More of a personal application can be seen in the use of rods. I have a range of small stream loving friends who, in turn, fish with a differing range of rods; from 5′ full-flex wands to 8′ tip-flex canons. From #0 weights to #4 weights, the rod choice is totally up to you. More importantly, you need a rod which is comfortable for you and one which won’t over gun the fish. A 3wt is generally seen as standard, but you can go lighter with either a 2wt or even a 1wt. That said, and if things turn windy, you’re on your own. Length-wise, again this is personal preference; however, if you’re going to be fishing the small, enclosed, and confined spaces of a small stream environment, pick a rod length to suit.
Action-wise, and as you’ll be fishing ‘close-quarters’, a rod with a fuller flex rating/softer action would be ideal as it will load a short length of the fly line much easier than a fast/tip-flex rod.
My personal setup for the small streams of Wales is a 4wt 9’ in early season when the trees are yet to bloom fully (I can get away with the longer length, or in later season when casting conditions become a little tighter, a #3 weight 7’ rod. Both rods have a mid-flex rating.
With your small fly box of five patterns, a bottle of water/flask of coffee/hipflask of whisky and an energy bar or two, you’ll be set for a day on the tributaries and small streams. You will be walking a lot in these small stream environments too, so it is important to travel light, or you’ll be tired before you get anywhere, therefore, light-weight wading boots help.
I also find a Chest/Backpack holds everything comfortably and helps disperse the weight easily enough that you aren’t feeling tired or experiencing back pains after just a mile. Add to this a pair of breathable waders, and you’re done.
Leader & Tippets for Small Streams
Regarding leader and tippet material, this again comes down to simplicity. I personally favour 6X/3.5lb tapered leaders around 7’ in length. I’ll start by fishing directly off the end of the tippet, or after the expected changing of flies/shortening of leader, I’ll add an applicable length of 6X tippet. Tippet choice is a personal affair, so each to their own.
Stealth plus simple flies equals wild brown trout, it’s as simple as that. If you aren’t absolutely shattered after a full day on a small stream, you’re doing it wrong.
Where to fish?

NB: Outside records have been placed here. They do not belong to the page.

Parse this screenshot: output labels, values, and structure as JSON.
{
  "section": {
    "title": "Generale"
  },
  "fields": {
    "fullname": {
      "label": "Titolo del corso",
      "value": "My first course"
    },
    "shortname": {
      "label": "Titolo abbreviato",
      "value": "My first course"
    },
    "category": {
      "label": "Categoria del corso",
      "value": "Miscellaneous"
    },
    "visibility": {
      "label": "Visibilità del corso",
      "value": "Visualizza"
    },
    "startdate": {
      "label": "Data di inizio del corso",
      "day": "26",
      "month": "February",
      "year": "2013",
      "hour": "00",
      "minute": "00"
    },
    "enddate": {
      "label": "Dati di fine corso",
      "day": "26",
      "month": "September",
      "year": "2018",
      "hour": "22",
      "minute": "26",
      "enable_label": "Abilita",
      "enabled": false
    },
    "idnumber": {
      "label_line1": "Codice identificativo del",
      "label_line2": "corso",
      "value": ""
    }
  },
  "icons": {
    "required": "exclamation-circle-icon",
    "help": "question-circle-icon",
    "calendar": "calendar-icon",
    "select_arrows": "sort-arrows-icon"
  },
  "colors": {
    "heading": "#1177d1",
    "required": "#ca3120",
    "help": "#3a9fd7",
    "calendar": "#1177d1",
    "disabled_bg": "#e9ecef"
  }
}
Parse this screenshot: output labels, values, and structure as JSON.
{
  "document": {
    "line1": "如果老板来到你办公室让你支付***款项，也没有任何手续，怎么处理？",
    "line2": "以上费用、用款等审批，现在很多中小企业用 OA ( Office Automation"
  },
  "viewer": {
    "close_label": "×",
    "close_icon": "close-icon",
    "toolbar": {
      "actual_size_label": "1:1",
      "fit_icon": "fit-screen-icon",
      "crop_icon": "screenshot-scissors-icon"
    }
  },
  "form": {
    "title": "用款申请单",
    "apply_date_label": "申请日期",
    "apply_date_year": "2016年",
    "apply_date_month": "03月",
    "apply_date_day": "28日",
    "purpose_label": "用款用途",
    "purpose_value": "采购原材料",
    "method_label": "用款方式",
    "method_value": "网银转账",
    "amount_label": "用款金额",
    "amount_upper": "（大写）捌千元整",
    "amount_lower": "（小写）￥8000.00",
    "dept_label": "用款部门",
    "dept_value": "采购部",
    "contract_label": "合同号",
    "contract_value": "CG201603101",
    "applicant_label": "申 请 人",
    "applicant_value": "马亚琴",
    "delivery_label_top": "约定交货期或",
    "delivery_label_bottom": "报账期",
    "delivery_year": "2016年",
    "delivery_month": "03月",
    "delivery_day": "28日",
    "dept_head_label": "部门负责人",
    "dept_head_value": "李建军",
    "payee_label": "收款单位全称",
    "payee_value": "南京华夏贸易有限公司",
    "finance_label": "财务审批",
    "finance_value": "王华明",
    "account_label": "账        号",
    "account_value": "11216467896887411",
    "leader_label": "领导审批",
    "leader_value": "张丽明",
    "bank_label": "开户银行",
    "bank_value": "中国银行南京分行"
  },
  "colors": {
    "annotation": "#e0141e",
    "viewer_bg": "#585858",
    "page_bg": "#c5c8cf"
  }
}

There are literally hundreds of options for small stream fishing in Wales, but one of the best ways to access them is through the Fishing Passport which is linked to the Book Fishing section of the Fishing In Wales website.
You can book day tickets online, which allow you to reserve a whole beat to yourself, or purchase a wild stream season pass, which for a very reasonable fee gives you unlimited access to around 60 small streams.
Words: Gareth Lewis
Images: Gareth Lewis/Alan Parfitt/Liam Walsh